Page and application data records
——
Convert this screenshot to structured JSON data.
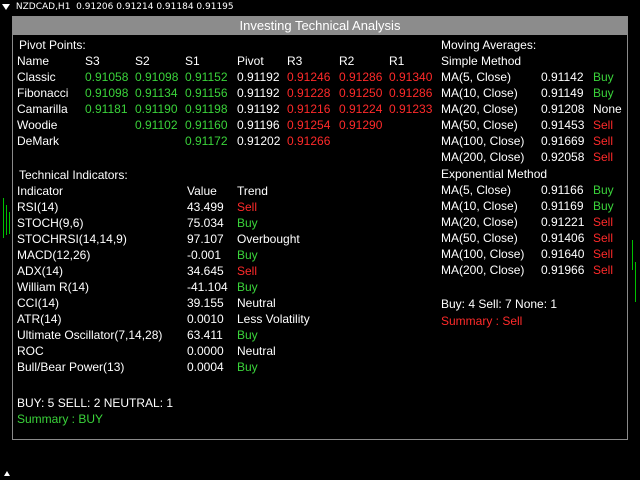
{
  "chart": {
    "symbol": "NZDCAD,H1",
    "prices": "0.91206 0.91214 0.91184 0.91195"
  },
  "panel": {
    "title": "Investing Technical Analysis",
    "pivot": {
      "heading": "Pivot Points:",
      "headers": [
        "Name",
        "S3",
        "S2",
        "S1",
        "Pivot",
        "R3",
        "R2",
        "R1"
      ],
      "rows": [
        {
          "name": "Classic",
          "s3": "0.91058",
          "s2": "0.91098",
          "s1": "0.91152",
          "pivot": "0.91192",
          "r3": "0.91246",
          "r2": "0.91286",
          "r1": "0.91340"
        },
        {
          "name": "Fibonacci",
          "s3": "0.91098",
          "s2": "0.91134",
          "s1": "0.91156",
          "pivot": "0.91192",
          "r3": "0.91228",
          "r2": "0.91250",
          "r1": "0.91286"
        },
        {
          "name": "Camarilla",
          "s3": "0.91181",
          "s2": "0.91190",
          "s1": "0.91198",
          "pivot": "0.91192",
          "r3": "0.91216",
          "r2": "0.91224",
          "r1": "0.91233"
        },
        {
          "name": "Woodie",
          "s3": "",
          "s2": "0.91102",
          "s1": "0.91160",
          "pivot": "0.91196",
          "r3": "0.91254",
          "r2": "0.91290",
          "r1": ""
        },
        {
          "name": "DeMark",
          "s3": "",
          "s2": "",
          "s1": "0.91172",
          "pivot": "0.91202",
          "r3": "0.91266",
          "r2": "",
          "r1": ""
        }
      ]
    },
    "indicators": {
      "heading": "Technical Indicators:",
      "headers": [
        "Indicator",
        "Value",
        "Trend"
      ],
      "rows": [
        {
          "name": "RSI(14)",
          "value": "43.499",
          "trend": "Sell",
          "color": "#ff2a2a"
        },
        {
          "name": "STOCH(9,6)",
          "value": "75.034",
          "trend": "Buy",
          "color": "#3ad33a"
        },
        {
          "name": "STOCHRSI(14,14,9)",
          "value": "97.107",
          "trend": "Overbought",
          "color": "#ffffff"
        },
        {
          "name": "MACD(12,26)",
          "value": "-0.001",
          "trend": "Buy",
          "color": "#3ad33a"
        },
        {
          "name": "ADX(14)",
          "value": "34.645",
          "trend": "Sell",
          "color": "#ff2a2a"
        },
        {
          "name": "William R(14)",
          "value": "-41.104",
          "trend": "Buy",
          "color": "#3ad33a"
        },
        {
          "name": "CCI(14)",
          "value": "39.155",
          "trend": "Neutral",
          "color": "#ffffff"
        },
        {
          "name": "ATR(14)",
          "value": "0.0010",
          "trend": "Less Volatility",
          "color": "#ffffff"
        },
        {
          "name": "Ultimate Oscillator(7,14,28)",
          "value": "63.411",
          "trend": "Buy",
          "color": "#3ad33a"
        },
        {
          "name": "ROC",
          "value": "0.0000",
          "trend": "Neutral",
          "color": "#ffffff"
        },
        {
          "name": "Bull/Bear Power(13)",
          "value": "0.0004",
          "trend": "Buy",
          "color": "#3ad33a"
        }
      ],
      "counts": "BUY: 5   SELL: 2   NEUTRAL: 1",
      "summary": "Summary : BUY"
    },
    "ma": {
      "heading": "Moving Averages:",
      "simple_heading": "Simple Method",
      "simple": [
        {
          "name": "MA(5, Close)",
          "value": "0.91142",
          "signal": "Buy",
          "color": "#3ad33a"
        },
        {
          "name": "MA(10, Close)",
          "value": "0.91149",
          "signal": "Buy",
          "color": "#3ad33a"
        },
        {
          "name": "MA(20, Close)",
          "value": "0.91208",
          "signal": "None",
          "color": "#ffffff"
        },
        {
          "name": "MA(50, Close)",
          "value": "0.91453",
          "signal": "Sell",
          "color": "#ff2a2a"
        },
        {
          "name": "MA(100, Close)",
          "value": "0.91669",
          "signal": "Sell",
          "color": "#ff2a2a"
        },
        {
          "name": "MA(200, Close)",
          "value": "0.92058",
          "signal": "Sell",
          "color": "#ff2a2a"
        }
      ],
      "exp_heading": "Exponential Method",
      "exponential": [
        {
          "name": "MA(5, Close)",
          "value": "0.91166",
          "signal": "Buy",
          "color": "#3ad33a"
        },
        {
          "name": "MA(10, Close)",
          "value": "0.91169",
          "signal": "Buy",
          "color": "#3ad33a"
        },
        {
          "name": "MA(20, Close)",
          "value": "0.91221",
          "signal": "Sell",
          "color": "#ff2a2a"
        },
        {
          "name": "MA(50, Close)",
          "value": "0.91406",
          "signal": "Sell",
          "color": "#ff2a2a"
        },
        {
          "name": "MA(100, Close)",
          "value": "0.91640",
          "signal": "Sell",
          "color": "#ff2a2a"
        },
        {
          "name": "MA(200, Close)",
          "value": "0.91966",
          "signal": "Sell",
          "color": "#ff2a2a"
        }
      ],
      "counts": "Buy: 4  Sell: 7  None: 1",
      "summary": "Summary : Sell"
    }
  }
}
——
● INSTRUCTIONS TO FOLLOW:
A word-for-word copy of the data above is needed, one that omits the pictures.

● EXPECTED OUTPUT:
Convert this screenshot to structured JSON data.
{
  "chart": {
    "symbol": "NZDCAD,H1",
    "prices": "0.91206 0.91214 0.91184 0.91195"
  },
  "panel": {
    "title": "Investing Technical Analysis",
    "pivot": {
      "heading": "Pivot Points:",
      "headers": [
        "Name",
        "S3",
        "S2",
        "S1",
        "Pivot",
        "R3",
        "R2",
        "R1"
      ],
      "rows": [
        {
          "name": "Classic",
          "s3": "0.91058",
          "s2": "0.91098",
          "s1": "0.91152",
          "pivot": "0.91192",
          "r3": "0.91246",
          "r2": "0.91286",
          "r1": "0.91340"
        },
        {
          "name": "Fibonacci",
          "s3": "0.91098",
          "s2": "0.91134",
          "s1": "0.91156",
          "pivot": "0.91192",
          "r3": "0.91228",
          "r2": "0.91250",
          "r1": "0.91286"
        },
        {
          "name": "Camarilla",
          "s3": "0.91181",
          "s2": "0.91190",
          "s1": "0.91198",
          "pivot": "0.91192",
          "r3": "0.91216",
          "r2": "0.91224",
          "r1": "0.91233"
        },
        {
          "name": "Woodie",
          "s3": "",
          "s2": "0.91102",
          "s1": "0.91160",
          "pivot": "0.91196",
          "r3": "0.91254",
          "r2": "0.91290",
          "r1": ""
        },
        {
          "name": "DeMark",
          "s3": "",
          "s2": "",
          "s1": "0.91172",
          "pivot": "0.91202",
          "r3": "0.91266",
          "r2": "",
          "r1": ""
        }
      ]
    },
    "indicators": {
      "heading": "Technical Indicators:",
      "headers": [
        "Indicator",
        "Value",
        "Trend"
      ],
      "rows": [
        {
          "name": "RSI(14)",
          "value": "43.499",
          "trend": "Sell",
          "color": "#ff2a2a"
        },
        {
          "name": "STOCH(9,6)",
          "value": "75.034",
          "trend": "Buy",
          "color": "#3ad33a"
        },
        {
          "name": "STOCHRSI(14,14,9)",
          "value": "97.107",
          "trend": "Overbought",
          "color": "#ffffff"
        },
        {
          "name": "MACD(12,26)",
          "value": "-0.001",
          "trend": "Buy",
          "color": "#3ad33a"
        },
        {
          "name": "ADX(14)",
          "value": "34.645",
          "trend": "Sell",
          "color": "#ff2a2a"
        },
        {
          "name": "William R(14)",
          "value": "-41.104",
          "trend": "Buy",
          "color": "#3ad33a"
        },
        {
          "name": "CCI(14)",
          "value": "39.155",
          "trend": "Neutral",
          "color": "#ffffff"
        },
        {
          "name": "ATR(14)",
          "value": "0.0010",
          "trend": "Less Volatility",
          "color": "#ffffff"
        },
        {
          "name": "Ultimate Oscillator(7,14,28)",
          "value": "63.411",
          "trend": "Buy",
          "color": "#3ad33a"
        },
        {
          "name": "ROC",
          "value": "0.0000",
          "trend": "Neutral",
          "color": "#ffffff"
        },
        {
          "name": "Bull/Bear Power(13)",
          "value": "0.0004",
          "trend": "Buy",
          "color": "#3ad33a"
        }
      ],
      "counts": "BUY: 5   SELL: 2   NEUTRAL: 1",
      "summary": "Summary : BUY"
    },
    "ma": {
      "heading": "Moving Averages:",
      "simple_heading": "Simple Method",
      "simple": [
        {
          "name": "MA(5, Close)",
          "value": "0.91142",
          "signal": "Buy",
          "color": "#3ad33a"
        },
        {
          "name": "MA(10, Close)",
          "value": "0.91149",
          "signal": "Buy",
          "color": "#3ad33a"
        },
        {
          "name": "MA(20, Close)",
          "value": "0.91208",
          "signal": "None",
          "color": "#ffffff"
        },
        {
          "name": "MA(50, Close)",
          "value": "0.91453",
          "signal": "Sell",
          "color": "#ff2a2a"
        },
        {
          "name": "MA(100, Close)",
          "value": "0.91669",
          "signal": "Sell",
          "color": "#ff2a2a"
        },
        {
          "name": "MA(200, Close)",
          "value": "0.92058",
          "signal": "Sell",
          "color": "#ff2a2a"
        }
      ],
      "exp_heading": "Exponential Method",
      "exponential": [
        {
          "name": "MA(5, Close)",
          "value": "0.91166",
          "signal": "Buy",
          "color": "#3ad33a"
        },
        {
          "name": "MA(10, Close)",
          "value": "0.91169",
          "signal": "Buy",
          "color": "#3ad33a"
        },
        {
          "name": "MA(20, Close)",
          "value": "0.91221",
          "signal": "Sell",
          "color": "#ff2a2a"
        },
        {
          "name": "MA(50, Close)",
          "value": "0.91406",
          "signal": "Sell",
          "color": "#ff2a2a"
        },
        {
          "name": "MA(100, Close)",
          "value": "0.91640",
          "signal": "Sell",
          "color": "#ff2a2a"
        },
        {
          "name": "MA(200, Close)",
          "value": "0.91966",
          "signal": "Sell",
          "color": "#ff2a2a"
        }
      ],
      "counts": "Buy: 4  Sell: 7  None: 1",
      "summary": "Summary : Sell"
    }
  }
}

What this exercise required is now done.